One way to leverage your transportation volume is to combine the buying power of several companies. Many retailers benefit from consortium transportation rates, and some of the most cost-effective consortia are among companies in a single industry – such as furniture distribution and retailing. Single-industry-specific consortia can be more effective than other multi-company arrangements because the pricing is geared toward a single industry’s commodities (Step #2); routing guides are easier to enforce because more companies are shipping from common vendors (Step #3); and core carriers are more productive and competitively priced when more freight pickups occur at common vendors (Step #6). Additionally, carriers’ pricing tends to be more aggressive when bidding for multiple accounts – not just one.

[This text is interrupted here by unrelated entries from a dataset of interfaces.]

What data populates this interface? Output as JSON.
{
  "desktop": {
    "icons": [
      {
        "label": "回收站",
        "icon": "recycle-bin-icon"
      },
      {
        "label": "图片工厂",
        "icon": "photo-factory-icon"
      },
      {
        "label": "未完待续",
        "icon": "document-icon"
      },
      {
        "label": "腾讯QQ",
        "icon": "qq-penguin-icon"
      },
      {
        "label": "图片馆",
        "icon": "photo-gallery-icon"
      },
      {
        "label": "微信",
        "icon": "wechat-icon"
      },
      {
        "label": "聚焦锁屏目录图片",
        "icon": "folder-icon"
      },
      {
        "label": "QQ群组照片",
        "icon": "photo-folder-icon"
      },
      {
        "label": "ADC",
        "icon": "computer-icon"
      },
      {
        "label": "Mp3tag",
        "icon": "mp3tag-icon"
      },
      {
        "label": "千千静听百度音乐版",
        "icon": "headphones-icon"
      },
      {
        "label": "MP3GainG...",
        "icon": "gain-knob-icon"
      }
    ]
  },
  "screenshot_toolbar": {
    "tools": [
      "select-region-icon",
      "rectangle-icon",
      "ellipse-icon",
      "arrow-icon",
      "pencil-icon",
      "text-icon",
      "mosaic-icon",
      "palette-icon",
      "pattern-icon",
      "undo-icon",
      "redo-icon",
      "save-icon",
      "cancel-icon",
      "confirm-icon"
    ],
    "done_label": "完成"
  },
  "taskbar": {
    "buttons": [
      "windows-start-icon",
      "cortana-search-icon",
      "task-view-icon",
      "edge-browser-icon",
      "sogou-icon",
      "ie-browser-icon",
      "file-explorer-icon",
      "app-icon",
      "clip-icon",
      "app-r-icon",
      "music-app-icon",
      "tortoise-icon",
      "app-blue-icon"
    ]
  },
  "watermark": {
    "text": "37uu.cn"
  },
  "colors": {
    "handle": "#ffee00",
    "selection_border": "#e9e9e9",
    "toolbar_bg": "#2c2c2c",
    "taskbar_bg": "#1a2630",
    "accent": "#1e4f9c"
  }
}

One way to engage in consortium rates is through an independent third party that can gather the data, negotiate pricing with a limited number of carriers and supply the software to track shipments. A third-party alliance can increase your buying power without the need to share information with competitors.
Proactively managing of your inbound transportation can help you reduce costs and improve your supply chain. The keys are to take control of carrier selection and classification decisions; track all inbound transportation dollars expended; and reduce the number of delivering carriers. The resulting savings will make the effort well worthwhile.
About the author:
Nicholas Isasi is Executive Vice President for DM Transportation based in Boyertown, Pa. The company provides vendor inbound, supply-chain management, drop shipment and small package services to the direct marketing industry. Isasi has more than 20 years’ experience in carrier development, distribution, corporate level traffic and logistics. Questions on transportation issues can be directed to Mr. Isasi at by contacting email@example.com or calling him direct at (407)288-7110 The DM Transportation website is located at www.dmtrans.com
Furniture World is the oldest, continuously published trade publication in the United States. It is published for the benefit of furniture retail executives. Print circulation of 20,000 is directed primarily to furniture retailers in the US and Canada. In 1970, the magazine established and endowed the Bernice Bienenstock Furniture Library (www.furniturelibrary.com) in High Point, NC, now a public foundation containing more than 5,000 books on furniture and design dating from 1620. For more information contact firstname.lastname@example.org.